- _What is required_
Every entry below should be returned exactly as it appears, with pictures left out.

- _Supplied records_
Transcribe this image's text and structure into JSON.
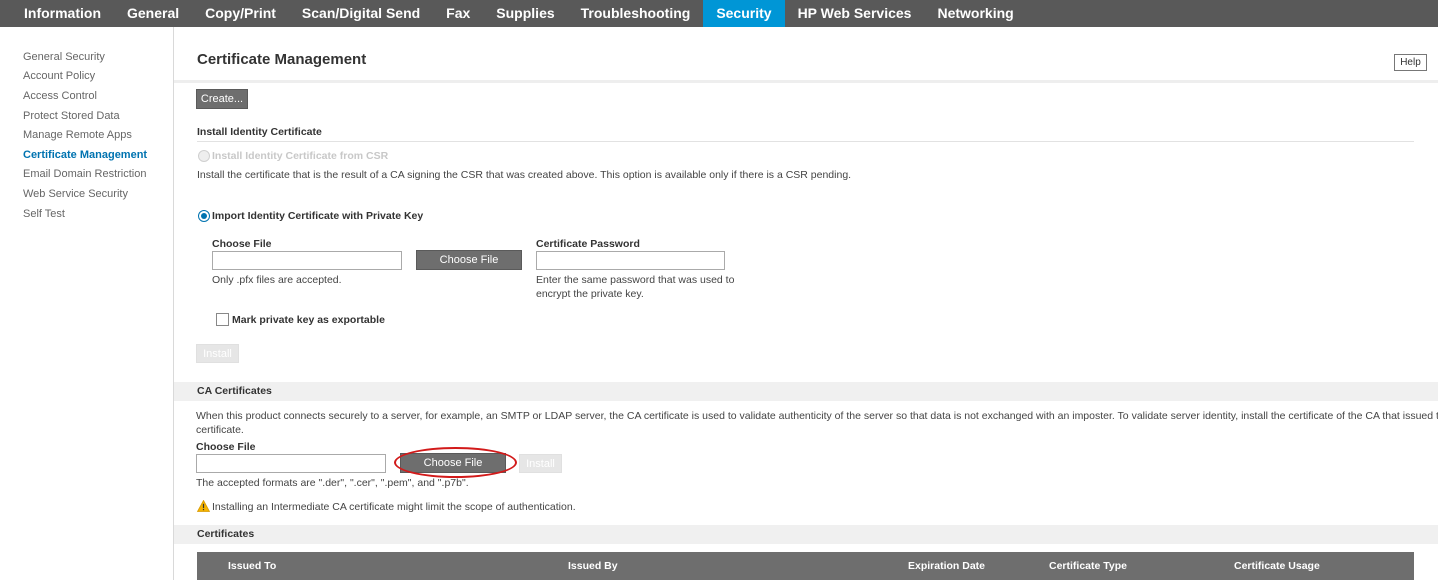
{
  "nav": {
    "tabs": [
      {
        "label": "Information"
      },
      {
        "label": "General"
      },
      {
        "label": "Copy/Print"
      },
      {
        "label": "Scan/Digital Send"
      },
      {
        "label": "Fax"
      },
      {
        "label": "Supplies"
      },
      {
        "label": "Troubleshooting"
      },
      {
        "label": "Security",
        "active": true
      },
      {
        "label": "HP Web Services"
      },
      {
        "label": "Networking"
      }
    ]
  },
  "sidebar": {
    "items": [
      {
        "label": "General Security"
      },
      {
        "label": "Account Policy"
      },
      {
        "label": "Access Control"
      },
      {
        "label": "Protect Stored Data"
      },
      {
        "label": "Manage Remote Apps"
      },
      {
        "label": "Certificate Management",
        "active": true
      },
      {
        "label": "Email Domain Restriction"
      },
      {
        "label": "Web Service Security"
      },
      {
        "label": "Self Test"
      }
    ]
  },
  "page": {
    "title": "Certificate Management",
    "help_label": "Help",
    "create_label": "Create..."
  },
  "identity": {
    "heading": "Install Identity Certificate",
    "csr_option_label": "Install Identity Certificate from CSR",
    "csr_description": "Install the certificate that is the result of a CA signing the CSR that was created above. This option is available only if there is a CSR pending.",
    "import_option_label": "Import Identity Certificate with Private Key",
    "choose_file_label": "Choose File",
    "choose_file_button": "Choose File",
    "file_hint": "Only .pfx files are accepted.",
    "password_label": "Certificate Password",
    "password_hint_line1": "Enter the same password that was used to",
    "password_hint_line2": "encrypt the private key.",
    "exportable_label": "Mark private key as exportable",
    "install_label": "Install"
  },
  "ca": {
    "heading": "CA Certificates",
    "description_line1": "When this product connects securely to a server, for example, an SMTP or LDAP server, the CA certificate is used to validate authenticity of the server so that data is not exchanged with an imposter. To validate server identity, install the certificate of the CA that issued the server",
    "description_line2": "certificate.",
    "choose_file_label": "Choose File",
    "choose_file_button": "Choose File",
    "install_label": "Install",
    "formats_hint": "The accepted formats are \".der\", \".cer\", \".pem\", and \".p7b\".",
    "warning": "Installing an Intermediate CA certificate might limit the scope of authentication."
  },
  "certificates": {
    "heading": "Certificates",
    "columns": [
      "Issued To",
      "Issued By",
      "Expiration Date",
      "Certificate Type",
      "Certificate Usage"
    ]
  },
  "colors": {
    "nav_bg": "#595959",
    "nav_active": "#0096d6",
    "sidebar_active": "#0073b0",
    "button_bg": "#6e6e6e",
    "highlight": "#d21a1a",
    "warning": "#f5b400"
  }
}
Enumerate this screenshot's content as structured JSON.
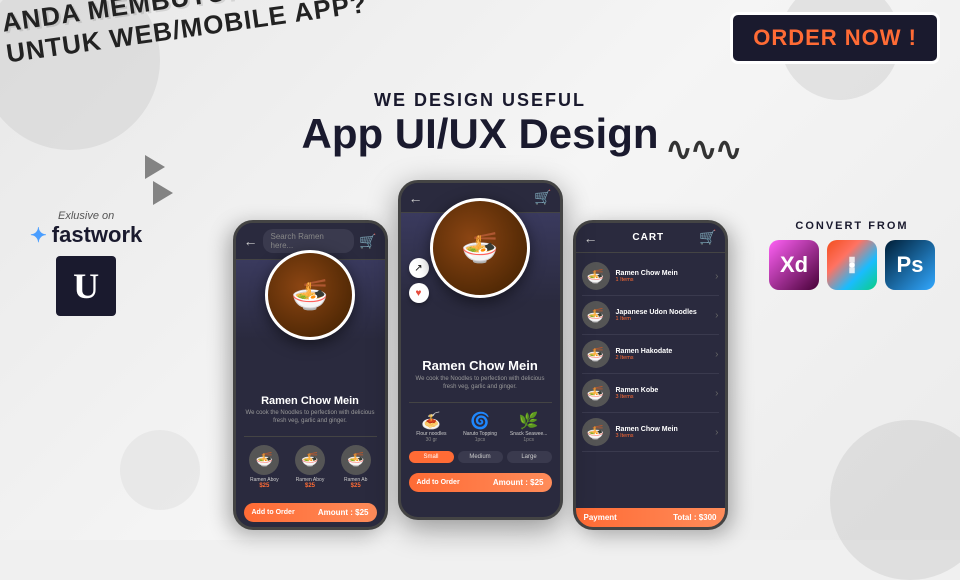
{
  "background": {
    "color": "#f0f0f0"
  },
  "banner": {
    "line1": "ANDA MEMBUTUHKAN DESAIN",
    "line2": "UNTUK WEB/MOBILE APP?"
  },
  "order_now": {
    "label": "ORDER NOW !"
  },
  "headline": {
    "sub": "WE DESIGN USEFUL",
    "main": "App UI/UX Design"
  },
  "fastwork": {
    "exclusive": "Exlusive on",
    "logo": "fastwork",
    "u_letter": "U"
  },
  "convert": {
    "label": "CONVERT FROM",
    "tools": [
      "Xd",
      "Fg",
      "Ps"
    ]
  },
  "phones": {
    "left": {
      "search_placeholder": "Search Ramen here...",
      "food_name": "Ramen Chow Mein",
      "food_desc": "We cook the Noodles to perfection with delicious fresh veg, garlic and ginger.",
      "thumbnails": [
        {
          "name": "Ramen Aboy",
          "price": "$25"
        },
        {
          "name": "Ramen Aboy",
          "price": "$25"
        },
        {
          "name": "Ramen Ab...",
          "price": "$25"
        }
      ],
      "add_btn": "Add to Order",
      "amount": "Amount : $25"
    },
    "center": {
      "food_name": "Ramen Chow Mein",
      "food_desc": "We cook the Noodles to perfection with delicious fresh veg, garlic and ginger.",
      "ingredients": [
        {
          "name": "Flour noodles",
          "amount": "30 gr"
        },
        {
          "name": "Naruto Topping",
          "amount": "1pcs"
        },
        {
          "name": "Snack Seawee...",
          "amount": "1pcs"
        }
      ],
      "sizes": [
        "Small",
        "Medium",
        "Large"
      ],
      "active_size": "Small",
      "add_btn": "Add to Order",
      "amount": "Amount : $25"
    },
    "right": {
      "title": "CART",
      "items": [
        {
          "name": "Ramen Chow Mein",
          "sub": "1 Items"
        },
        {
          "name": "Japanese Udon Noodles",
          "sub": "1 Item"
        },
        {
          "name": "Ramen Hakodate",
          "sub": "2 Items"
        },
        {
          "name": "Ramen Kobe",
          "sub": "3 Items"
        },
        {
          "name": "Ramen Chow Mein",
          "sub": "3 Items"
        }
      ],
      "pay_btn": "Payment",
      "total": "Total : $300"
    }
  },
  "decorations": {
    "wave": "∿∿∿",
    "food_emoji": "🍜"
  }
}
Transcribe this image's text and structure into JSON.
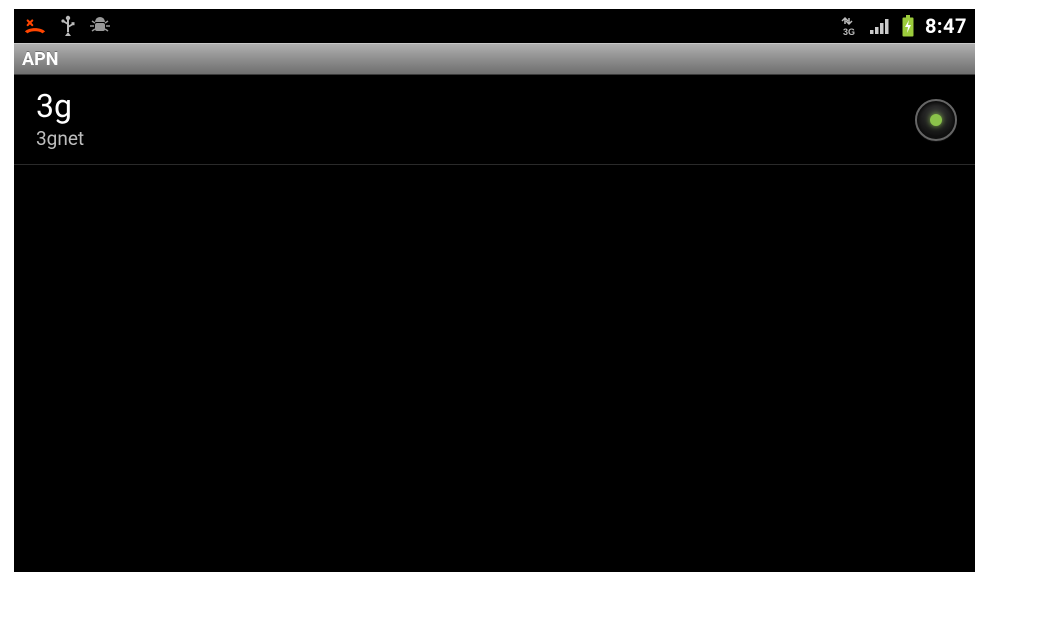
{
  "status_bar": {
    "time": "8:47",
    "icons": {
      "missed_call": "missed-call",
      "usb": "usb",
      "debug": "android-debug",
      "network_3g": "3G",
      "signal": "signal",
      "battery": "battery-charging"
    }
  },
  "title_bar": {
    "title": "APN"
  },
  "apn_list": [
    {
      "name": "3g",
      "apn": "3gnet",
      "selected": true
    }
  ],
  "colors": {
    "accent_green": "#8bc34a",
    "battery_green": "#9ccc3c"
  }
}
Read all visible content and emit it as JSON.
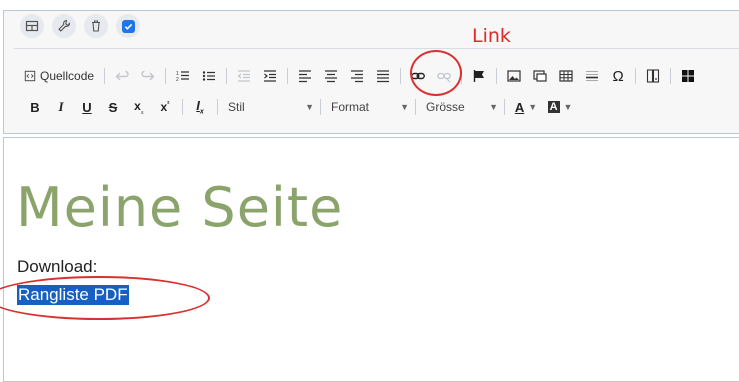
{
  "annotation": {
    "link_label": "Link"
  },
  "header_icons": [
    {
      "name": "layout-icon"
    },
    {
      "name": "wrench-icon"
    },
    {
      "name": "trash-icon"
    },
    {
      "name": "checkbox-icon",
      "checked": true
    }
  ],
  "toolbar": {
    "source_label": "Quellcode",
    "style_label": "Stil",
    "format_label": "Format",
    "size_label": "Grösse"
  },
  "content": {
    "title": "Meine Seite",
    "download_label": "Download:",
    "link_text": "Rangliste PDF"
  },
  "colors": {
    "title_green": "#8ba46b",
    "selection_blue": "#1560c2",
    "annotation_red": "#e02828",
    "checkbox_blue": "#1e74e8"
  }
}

- _Answer box_
Transcribe this image's text and structure into JSON.
{
  "nav": {
    "tabs": [
      {
        "label": "Information"
      },
      {
        "label": "General"
      },
      {
        "label": "Copy/Print"
      },
      {
        "label": "Scan/Digital Send"
      },
      {
        "label": "Fax"
      },
      {
        "label": "Supplies"
      },
      {
        "label": "Troubleshooting"
      },
      {
        "label": "Security",
        "active": true
      },
      {
        "label": "HP Web Services"
      },
      {
        "label": "Networking"
      }
    ]
  },
  "sidebar": {
    "items": [
      {
        "label": "General Security"
      },
      {
        "label": "Account Policy"
      },
      {
        "label": "Access Control"
      },
      {
        "label": "Protect Stored Data"
      },
      {
        "label": "Manage Remote Apps"
      },
      {
        "label": "Certificate Management",
        "active": true
      },
      {
        "label": "Email Domain Restriction"
      },
      {
        "label": "Web Service Security"
      },
      {
        "label": "Self Test"
      }
    ]
  },
  "page": {
    "title": "Certificate Management",
    "help_label": "Help",
    "create_label": "Create..."
  },
  "identity": {
    "heading": "Install Identity Certificate",
    "csr_option_label": "Install Identity Certificate from CSR",
    "csr_description": "Install the certificate that is the result of a CA signing the CSR that was created above. This option is available only if there is a CSR pending.",
    "import_option_label": "Import Identity Certificate with Private Key",
    "choose_file_label": "Choose File",
    "choose_file_button": "Choose File",
    "file_hint": "Only .pfx files are accepted.",
    "password_label": "Certificate Password",
    "password_hint_line1": "Enter the same password that was used to",
    "password_hint_line2": "encrypt the private key.",
    "exportable_label": "Mark private key as exportable",
    "install_label": "Install"
  },
  "ca": {
    "heading": "CA Certificates",
    "description_line1": "When this product connects securely to a server, for example, an SMTP or LDAP server, the CA certificate is used to validate authenticity of the server so that data is not exchanged with an imposter. To validate server identity, install the certificate of the CA that issued the server",
    "description_line2": "certificate.",
    "choose_file_label": "Choose File",
    "choose_file_button": "Choose File",
    "install_label": "Install",
    "formats_hint": "The accepted formats are \".der\", \".cer\", \".pem\", and \".p7b\".",
    "warning": "Installing an Intermediate CA certificate might limit the scope of authentication."
  },
  "certificates": {
    "heading": "Certificates",
    "columns": [
      "Issued To",
      "Issued By",
      "Expiration Date",
      "Certificate Type",
      "Certificate Usage"
    ]
  },
  "colors": {
    "nav_bg": "#595959",
    "nav_active": "#0096d6",
    "sidebar_active": "#0073b0",
    "button_bg": "#6e6e6e",
    "highlight": "#d21a1a",
    "warning": "#f5b400"
  }
}
Enumerate this screenshot's content as structured JSON.
{
  "background": {
    "color": "#f0f0f0"
  },
  "banner": {
    "line1": "ANDA MEMBUTUHKAN DESAIN",
    "line2": "UNTUK WEB/MOBILE APP?"
  },
  "order_now": {
    "label": "ORDER NOW !"
  },
  "headline": {
    "sub": "WE DESIGN USEFUL",
    "main": "App UI/UX Design"
  },
  "fastwork": {
    "exclusive": "Exlusive on",
    "logo": "fastwork",
    "u_letter": "U"
  },
  "convert": {
    "label": "CONVERT FROM",
    "tools": [
      "Xd",
      "Fg",
      "Ps"
    ]
  },
  "phones": {
    "left": {
      "search_placeholder": "Search Ramen here...",
      "food_name": "Ramen Chow Mein",
      "food_desc": "We cook the Noodles to perfection with delicious fresh veg, garlic and ginger.",
      "thumbnails": [
        {
          "name": "Ramen Aboy",
          "price": "$25"
        },
        {
          "name": "Ramen Aboy",
          "price": "$25"
        },
        {
          "name": "Ramen Ab...",
          "price": "$25"
        }
      ],
      "add_btn": "Add to Order",
      "amount": "Amount : $25"
    },
    "center": {
      "food_name": "Ramen Chow Mein",
      "food_desc": "We cook the Noodles to perfection with delicious fresh veg, garlic and ginger.",
      "ingredients": [
        {
          "name": "Flour noodles",
          "amount": "30 gr"
        },
        {
          "name": "Naruto Topping",
          "amount": "1pcs"
        },
        {
          "name": "Snack Seawee...",
          "amount": "1pcs"
        }
      ],
      "sizes": [
        "Small",
        "Medium",
        "Large"
      ],
      "active_size": "Small",
      "add_btn": "Add to Order",
      "amount": "Amount : $25"
    },
    "right": {
      "title": "CART",
      "items": [
        {
          "name": "Ramen Chow Mein",
          "sub": "1 Items"
        },
        {
          "name": "Japanese Udon Noodles",
          "sub": "1 Item"
        },
        {
          "name": "Ramen Hakodate",
          "sub": "2 Items"
        },
        {
          "name": "Ramen Kobe",
          "sub": "3 Items"
        },
        {
          "name": "Ramen Chow Mein",
          "sub": "3 Items"
        }
      ],
      "pay_btn": "Payment",
      "total": "Total : $300"
    }
  },
  "decorations": {
    "wave": "∿∿∿",
    "food_emoji": "🍜"
  }
}
Transcribe this image's text and structure into JSON.
{
  "status_bar": {
    "time": "8:47",
    "icons": {
      "missed_call": "missed-call",
      "usb": "usb",
      "debug": "android-debug",
      "network_3g": "3G",
      "signal": "signal",
      "battery": "battery-charging"
    }
  },
  "title_bar": {
    "title": "APN"
  },
  "apn_list": [
    {
      "name": "3g",
      "apn": "3gnet",
      "selected": true
    }
  ],
  "colors": {
    "accent_green": "#8bc34a",
    "battery_green": "#9ccc3c"
  }
}
Read all visible content and emit it as JSON.
{
  "annotation": {
    "link_label": "Link"
  },
  "header_icons": [
    {
      "name": "layout-icon"
    },
    {
      "name": "wrench-icon"
    },
    {
      "name": "trash-icon"
    },
    {
      "name": "checkbox-icon",
      "checked": true
    }
  ],
  "toolbar": {
    "source_label": "Quellcode",
    "style_label": "Stil",
    "format_label": "Format",
    "size_label": "Grösse"
  },
  "content": {
    "title": "Meine Seite",
    "download_label": "Download:",
    "link_text": "Rangliste PDF"
  },
  "colors": {
    "title_green": "#8ba46b",
    "selection_blue": "#1560c2",
    "annotation_red": "#e02828",
    "checkbox_blue": "#1e74e8"
  }
}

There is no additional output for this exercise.